A National Endowment for the Humanities (NEH) grant will establish a minor in Asian American Studies and support current ethnic studies courses and programming at Chapman University.
The $150,000 award announced in January is the largest NEH grant in the university’s history and just one of 208 awarded to universities, museums and other organizations across the country. It will further advance the strong 21st century humanities educational experience offered in Wilkinson College of Arts, Humanities, and Social Sciences, says Jennifer Keene, Ph.D., dean of Wilkinson.
“The NEH grant will offer critical support for next year’s Engaging the World: Leading the Conversation on Ethnic Studies initiative by helping us develop innovative curriculum that advances the conversation on diversity, equity and justice in our community,” said Keene. “This includes distributing George Takei’s graphic novel about his experiences in a Japanese American internment camp to all students enrolled in the Engaging the World FFC program and bringing him to campus to speak.”
Adding an Asian American Studies minor is a logical next step for Wilkinson College, which in recent years expanded its interdisciplinary minors to include Africana Studies and Latinx and Latin America Studies, said Associate Professor Stephanie Takaragawa, Ph.D., who will direct the program.
Moreover, it is especially timely, Takaragawa said. Hate incidents against Asian Americans have surged during the Coronavirus pandemic, a symptom of racism and inadequate appreciation for the diversity that has long existed in U.S. history, culture and civic life, she said.
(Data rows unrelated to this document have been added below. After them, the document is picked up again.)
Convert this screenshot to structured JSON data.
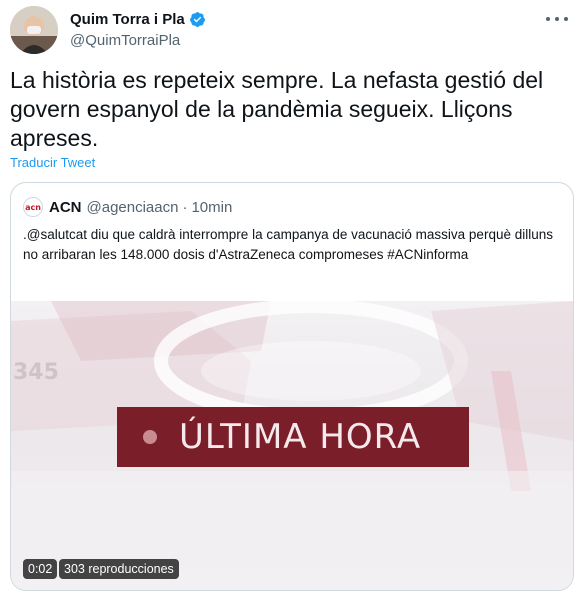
{
  "author": {
    "name": "Quim Torra i Pla",
    "handle": "@QuimTorraiPla",
    "verified_icon": "verified-badge-icon"
  },
  "tweet": {
    "text": "La història es repeteix sempre. La nefasta gestió del govern espanyol de la pandèmia segueix. Lliçons apreses.",
    "translate_label": "Traducir Tweet"
  },
  "quoted": {
    "avatar_text": "acn",
    "name": "ACN",
    "handle": "@agenciaacn",
    "separator": "·",
    "time": "10min",
    "text": ".@salutcat diu que caldrà interrompre la campanya de vacunació massiva perquè dilluns no arribaran les 148.000 dosis d'AstraZeneca compromeses #ACNinforma",
    "video": {
      "banner_text": "ÚLTIMA HORA",
      "background_number": "345",
      "duration": "0:02",
      "views": "303 reproducciones"
    }
  },
  "colors": {
    "link": "#1d9bf0",
    "banner": "#7a1e2a",
    "muted": "#536471"
  }
}
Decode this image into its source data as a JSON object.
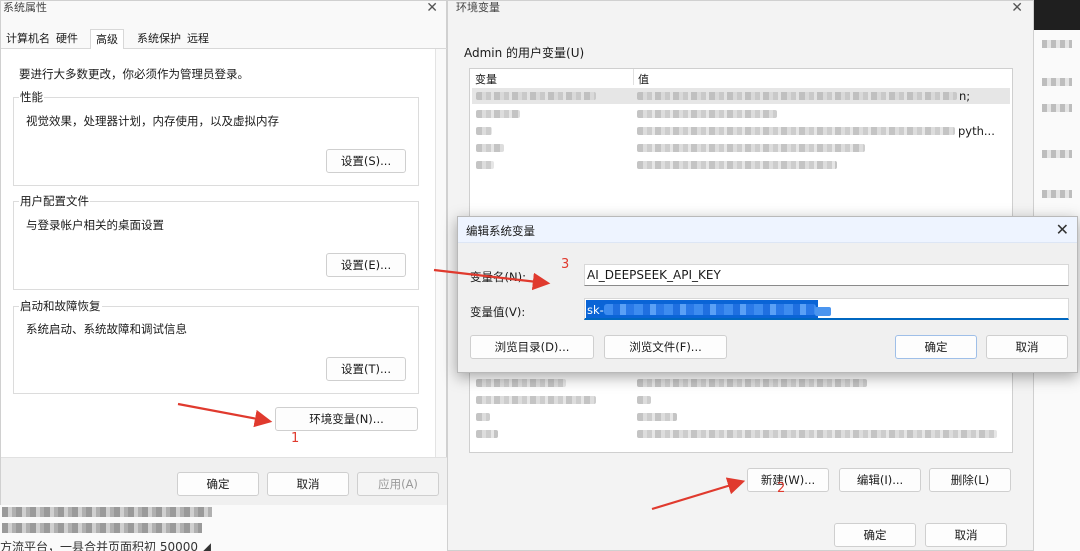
{
  "system_properties": {
    "title": "系统属性",
    "tabs": [
      "计算机名",
      "硬件",
      "高级",
      "系统保护",
      "远程"
    ],
    "active_tab": "高级",
    "admin_note": "要进行大多数更改，你必须作为管理员登录。",
    "groups": [
      {
        "label": "性能",
        "desc": "视觉效果，处理器计划，内存使用，以及虚拟内存",
        "button": "设置(S)..."
      },
      {
        "label": "用户配置文件",
        "desc": "与登录帐户相关的桌面设置",
        "button": "设置(E)..."
      },
      {
        "label": "启动和故障恢复",
        "desc": "系统启动、系统故障和调试信息",
        "button": "设置(T)..."
      }
    ],
    "env_button": "环境变量(N)...",
    "ok": "确定",
    "cancel": "取消",
    "apply": "应用(A)"
  },
  "env_vars": {
    "title": "环境变量",
    "user_section_label": "Admin 的用户变量(U)",
    "col_variable": "变量",
    "col_value": "值",
    "user_rows_tail": [
      "n;",
      "",
      "pyth...",
      "",
      ""
    ],
    "new_button": "新建(W)...",
    "edit_button": "编辑(I)...",
    "delete_button": "删除(L)",
    "ok": "确定",
    "cancel": "取消"
  },
  "edit_dialog": {
    "title": "编辑系统变量",
    "name_label": "变量名(N):",
    "name_value": "AI_DEEPSEEK_API_KEY",
    "value_label": "变量值(V):",
    "value_prefix": "sk-",
    "browse_dir": "浏览目录(D)...",
    "browse_file": "浏览文件(F)...",
    "ok": "确定",
    "cancel": "取消"
  },
  "annotations": {
    "step1": "1",
    "step2": "2",
    "step3": "3",
    "color": "#e03a2e"
  },
  "background": {
    "bottom_text": "方流平台，一县合并页面积初 50000 ◢"
  }
}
“Asian Americans continue to be seen as a perpetual foreigner or model minority that has been misunderstood in mainstream American history,” Takaragawa said. “It has become a problem in light of excessive violence toward Asians in recent years. The thinking that Asians are unassimilable, responsible for SARS and bird flu, along with the tendency to exoticize or fear Asians, has caused backlash. I think part of it is a lack of education and understanding.”
The new major also resonates with Chapman history. Chapman was a school of choice for many Filipinos at a time when few Asians were welcome in American higher education. Similarly, Japanese-American alumni like Toshi Ito ’46 and Paul Nagano ’42 found kindness and support at Chapman in the years surrounding World War II.
“We have this history that is instilled in us,” Takaragawa said. “That’s one of the reasons this is a really important legacy for Chapman.”
Wilkinson will incorporate programming related to the new minor in upcoming events and projects. Official enrollment in the minor opens in fall 2023.